Pan-frying mussels should preferably be done with a liquid or wet ingredient. This is simply to prevent them from drying out too much, sticking to the pan, and even overcooking. Nothing is worse than a chewy, rubber-like mussel!
How to Pan-fry Whole Mussels
- Saute the base ingredients like vegetables, garlic, herbs, and spices.
- Add a dollop of extra oil before adding in all of the whole mussels and tossing them for roughly 2 minutes. They should start to open.
- Add your liquid base like wine or broth and continue cooking them until they are fully opened.
- Serve immediately while they are still warm and freshly cooked and garnish with some accompanying flavors like lemon or dill.
Now that we’ve gone over the differences between black and green mussels, let’s take a look at few related questions we thought you might’ve had while reading this article!
Can you eat mussels raw?
You can definitely eat mussels raw; however, they need to be properly prepared beforehand, preferably in some sort of acid marinade.
The acidity helps cure the mussel meat, essentially cooking it and making it safe to consume. You cannot eat mussels without this step or them being completely cooked in some other way.
Are mussels dangerous to eat?
Mussels are generally safe to consume; however, there are risks when using or when harvesting fresh mussels from certain areas.

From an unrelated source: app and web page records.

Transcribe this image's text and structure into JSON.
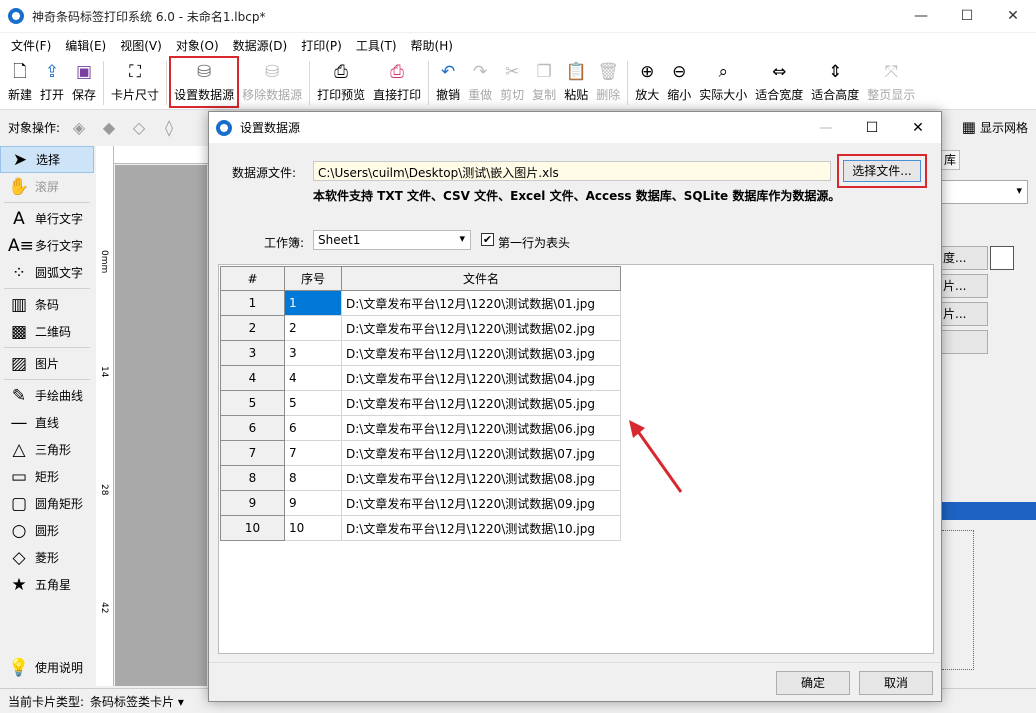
{
  "window": {
    "title": "神奇条码标签打印系统 6.0 - 未命名1.lbcp*",
    "minimize": "—",
    "maximize": "☐",
    "close": "✕"
  },
  "menu": [
    "文件(F)",
    "编辑(E)",
    "视图(V)",
    "对象(O)",
    "数据源(D)",
    "打印(P)",
    "工具(T)",
    "帮助(H)"
  ],
  "toolbar": {
    "new": "新建",
    "open": "打开",
    "save": "保存",
    "card_size": "卡片尺寸",
    "set_datasource": "设置数据源",
    "remove_datasource": "移除数据源",
    "print_preview": "打印预览",
    "direct_print": "直接打印",
    "undo": "撤销",
    "redo": "重做",
    "cut": "剪切",
    "copy": "复制",
    "paste": "粘贴",
    "delete": "删除",
    "zoom_in": "放大",
    "zoom_out": "缩小",
    "actual_size": "实际大小",
    "fit_width": "适合宽度",
    "fit_height": "适合高度",
    "full_page": "整页显示"
  },
  "object_ops": {
    "label": "对象操作:",
    "show_grid": "显示网格"
  },
  "left_tools": {
    "select": "选择",
    "scroll": "滚屏",
    "single_text": "单行文字",
    "multi_text": "多行文字",
    "arc_text": "圆弧文字",
    "barcode": "条码",
    "qrcode": "二维码",
    "image": "图片",
    "freehand": "手绘曲线",
    "line": "直线",
    "triangle": "三角形",
    "rect": "矩形",
    "round_rect": "圆角矩形",
    "circle": "圆形",
    "diamond": "菱形",
    "star": "五角星",
    "help": "使用说明"
  },
  "ruler": [
    "0mm",
    "14",
    "28",
    "42"
  ],
  "right_panel": {
    "tab": "库",
    "btn1": "度...",
    "btn2": "片...",
    "btn3": "片..."
  },
  "status": {
    "card_type_label": "当前卡片类型:",
    "card_type_value": "条码标签类卡片 ▾"
  },
  "dialog": {
    "title": "设置数据源",
    "datasource_label": "数据源文件:",
    "datasource_path": "C:\\Users\\cuilm\\Desktop\\测试\\嵌入图片.xls",
    "choose_file": "选择文件...",
    "support_note": "本软件支持 TXT 文件、CSV 文件、Excel 文件、Access 数据库、SQLite 数据库作为数据源。",
    "workbook_label": "工作簿:",
    "workbook_value": "Sheet1",
    "first_row_header_label": "第一行为表头",
    "first_row_header_checked": "✔",
    "columns": [
      "#",
      "序号",
      "文件名"
    ],
    "rows": [
      {
        "num": "1",
        "seq": "1",
        "file": "D:\\文章发布平台\\12月\\1220\\测试数据\\01.jpg"
      },
      {
        "num": "2",
        "seq": "2",
        "file": "D:\\文章发布平台\\12月\\1220\\测试数据\\02.jpg"
      },
      {
        "num": "3",
        "seq": "3",
        "file": "D:\\文章发布平台\\12月\\1220\\测试数据\\03.jpg"
      },
      {
        "num": "4",
        "seq": "4",
        "file": "D:\\文章发布平台\\12月\\1220\\测试数据\\04.jpg"
      },
      {
        "num": "5",
        "seq": "5",
        "file": "D:\\文章发布平台\\12月\\1220\\测试数据\\05.jpg"
      },
      {
        "num": "6",
        "seq": "6",
        "file": "D:\\文章发布平台\\12月\\1220\\测试数据\\06.jpg"
      },
      {
        "num": "7",
        "seq": "7",
        "file": "D:\\文章发布平台\\12月\\1220\\测试数据\\07.jpg"
      },
      {
        "num": "8",
        "seq": "8",
        "file": "D:\\文章发布平台\\12月\\1220\\测试数据\\08.jpg"
      },
      {
        "num": "9",
        "seq": "9",
        "file": "D:\\文章发布平台\\12月\\1220\\测试数据\\09.jpg"
      },
      {
        "num": "10",
        "seq": "10",
        "file": "D:\\文章发布平台\\12月\\1220\\测试数据\\10.jpg"
      }
    ],
    "ok": "确定",
    "cancel": "取消"
  },
  "colors": {
    "highlight_red": "#d9272e",
    "selection_blue": "#0078d7",
    "input_bg": "#fffbe6"
  }
}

Firstly, there is a high risk of red tide in some areas of the world. Red tide is a natural phenomenon where toxic algal blooms on the surface of the ocean. This contaminated the waters and the mussels in them.
Secondly, mussels grow in one place throughout their lives, making them susceptible to toxins and harmful bacteria in the area.
Always make sure to get your mussels from a reputable supplier.
Are mussels healthy?
Mussels are excellent sources of protein and omega-3 fatty acids! They also contain a fantastic amount of zinc, folate, iodine, iron, and selenium.
You should definitely consider incorporating more of these in your diet!